Nucharin has adjunct appointments at the University of Maryland, Cornell University and George Mason University. She is also a member of the IUCN’s Canid Specialist Group (CSG), the coordinator of CSG’s Dhole Working Group and the Maned wolf Species Survival Plan (MWSSP) as well as Reproductive Advisor to the Canid Taxon Advisory Group.

Nucharin received her Doctor of Veterinary Medicine degree from the Kasetsart University in Thailand, and Master of Science and doctoral degrees from the University of Guelph in Canada.

LEARN MORE
LinkedIn

https://nationalzoo.si.edu/conservation/nucharin-songsasen

Iqra AzamMULTISCALE TRANSPORT AND OSMOTIC TOLERANCE IN LIVER CELLS AND TISSUES 
Iqra Azam - Graduate Student, Department of Biology, University of Saskatchewan, Canada

There has been recent success in high-subzero storage of livers, however longer storage durations achieved in liquid nitrogen require high concentrations of toxic and mechanically disrupting cryoprotectants. While there has been some work on cryobiologically relevant hepatocyte biophysics, here I show how the unique cell anatomy of hepatocytes affects basic assumptions of modelling in cryobiology. Moreover, I show how these structures are affected in-situ using 4D microscopy techniques. Finally, I present preliminary data on preventing osmotic damage during CPA equilibration.

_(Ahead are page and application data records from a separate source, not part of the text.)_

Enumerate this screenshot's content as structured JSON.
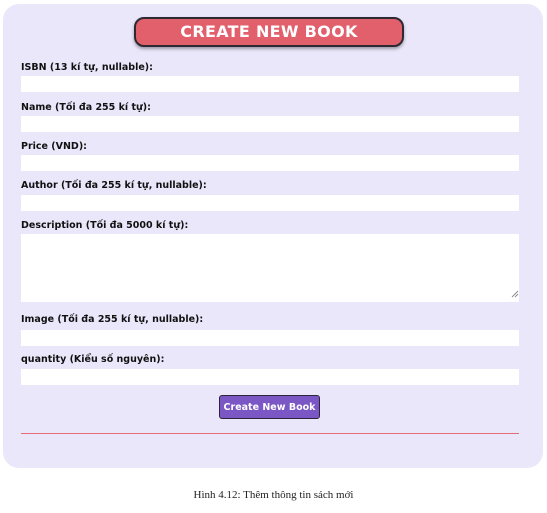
{
  "form": {
    "title": "CREATE NEW BOOK",
    "fields": [
      {
        "label": "ISBN (13 kí tự, nullable):",
        "value": ""
      },
      {
        "label": "Name (Tối đa 255 kí tự):",
        "value": ""
      },
      {
        "label": "Price (VND):",
        "value": ""
      },
      {
        "label": "Author (Tối đa 255 kí tự, nullable):",
        "value": ""
      },
      {
        "label": "Description (Tối đa 5000 kí tự):",
        "value": ""
      },
      {
        "label": "Image (Tối đa 255 kí tự, nullable):",
        "value": ""
      },
      {
        "label": "quantity (Kiểu số nguyên):",
        "value": ""
      }
    ],
    "submit_label": "Create New Book"
  },
  "caption": "Hình 4.12: Thêm thông tin sách mới",
  "colors": {
    "card_background": "#ebe7fb",
    "title_button": "#e25f6c",
    "submit_button": "#7a57c4",
    "divider": "#e66b76"
  }
}
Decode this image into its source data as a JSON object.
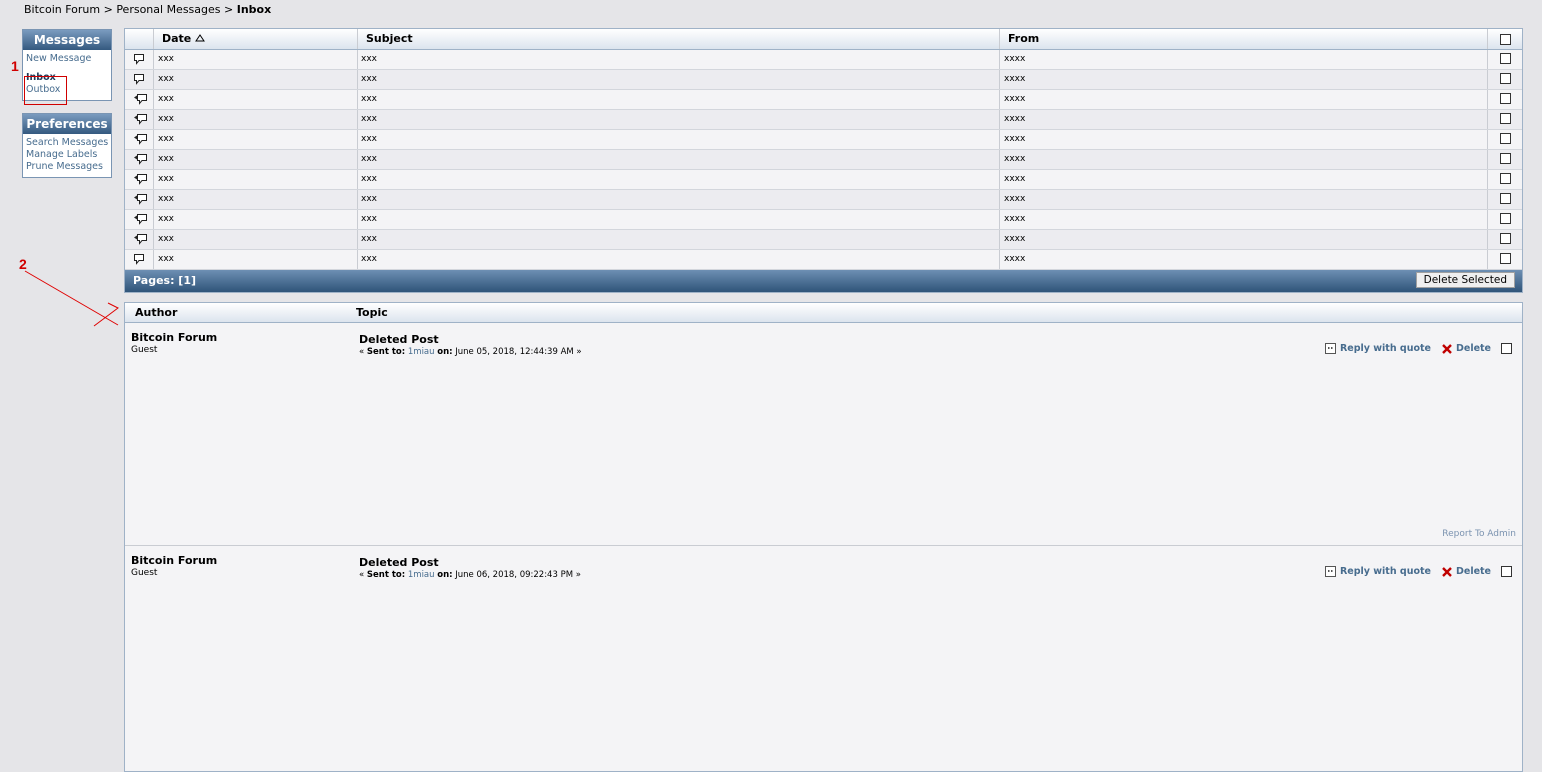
{
  "breadcrumb": {
    "forum": "Bitcoin Forum",
    "sep1": " > ",
    "pm": "Personal Messages",
    "sep2": " > ",
    "current": "Inbox"
  },
  "sidebar": {
    "messages": {
      "title": "Messages",
      "items": [
        "New Message",
        "Inbox",
        "Outbox"
      ]
    },
    "preferences": {
      "title": "Preferences",
      "items": [
        "Search Messages",
        "Manage Labels",
        "Prune Messages"
      ]
    }
  },
  "annotations": {
    "one": "1",
    "two": "2"
  },
  "inbox": {
    "headers": {
      "date": "Date",
      "subject": "Subject",
      "from": "From"
    },
    "rows": [
      {
        "date": "xxx",
        "subject": "xxx",
        "from": "xxxx",
        "icon": "message-icon"
      },
      {
        "date": "xxx",
        "subject": "xxx",
        "from": "xxxx",
        "icon": "message-icon"
      },
      {
        "date": "xxx",
        "subject": "xxx",
        "from": "xxxx",
        "icon": "replied-message-icon"
      },
      {
        "date": "xxx",
        "subject": "xxx",
        "from": "xxxx",
        "icon": "replied-message-icon"
      },
      {
        "date": "xxx",
        "subject": "xxx",
        "from": "xxxx",
        "icon": "replied-message-icon"
      },
      {
        "date": "xxx",
        "subject": "xxx",
        "from": "xxxx",
        "icon": "replied-message-icon"
      },
      {
        "date": "xxx",
        "subject": "xxx",
        "from": "xxxx",
        "icon": "replied-message-icon"
      },
      {
        "date": "xxx",
        "subject": "xxx",
        "from": "xxxx",
        "icon": "replied-message-icon"
      },
      {
        "date": "xxx",
        "subject": "xxx",
        "from": "xxxx",
        "icon": "replied-message-icon"
      },
      {
        "date": "xxx",
        "subject": "xxx",
        "from": "xxxx",
        "icon": "replied-message-icon"
      },
      {
        "date": "xxx",
        "subject": "xxx",
        "from": "xxxx",
        "icon": "message-icon"
      }
    ],
    "pages": "Pages: [1]",
    "delete_selected": "Delete Selected"
  },
  "posts_header": {
    "author": "Author",
    "topic": "Topic"
  },
  "posts": [
    {
      "author": "Bitcoin Forum",
      "role": "Guest",
      "title": "Deleted Post",
      "meta_prefix": "« ",
      "sent_to_label": "Sent to:",
      "recipient": "1miau",
      "on_label": "on:",
      "date": "June 05, 2018, 12:44:39 AM",
      "meta_suffix": " »",
      "reply": "Reply with quote",
      "delete": "Delete",
      "report": "Report To Admin"
    },
    {
      "author": "Bitcoin Forum",
      "role": "Guest",
      "title": "Deleted Post",
      "meta_prefix": "« ",
      "sent_to_label": "Sent to:",
      "recipient": "1miau",
      "on_label": "on:",
      "date": "June 06, 2018, 09:22:43 PM",
      "meta_suffix": " »",
      "reply": "Reply with quote",
      "delete": "Delete"
    }
  ]
}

Biography
Iqra Azam is a Ph.D. student working in James Benson's lab in the Department of Biology at the University of Saskatchewan. During her Masters, she evaluated insects as bioindicators of heavy metal contamination and assessed the spatial and temporal distribution of metals using Geographical Information System (GIS) techniques. Her current research focuses on biophysical characterization and mathematical optimization of cryopreservation of liver cells and tissues. Towards this, she has developed real-time volumetric quantification of adherent cells by using modern 3D & 4D microscopic imaging techniques. She is also developing an imaging protocol to track cells and nuclei within a live precision-cut tissue slice and for quantification of tissue expansion and shrinkage. She enjoys working with microscopes and learning new tools to do cell and tissue imaging.


 


This webinar took place 02/18/21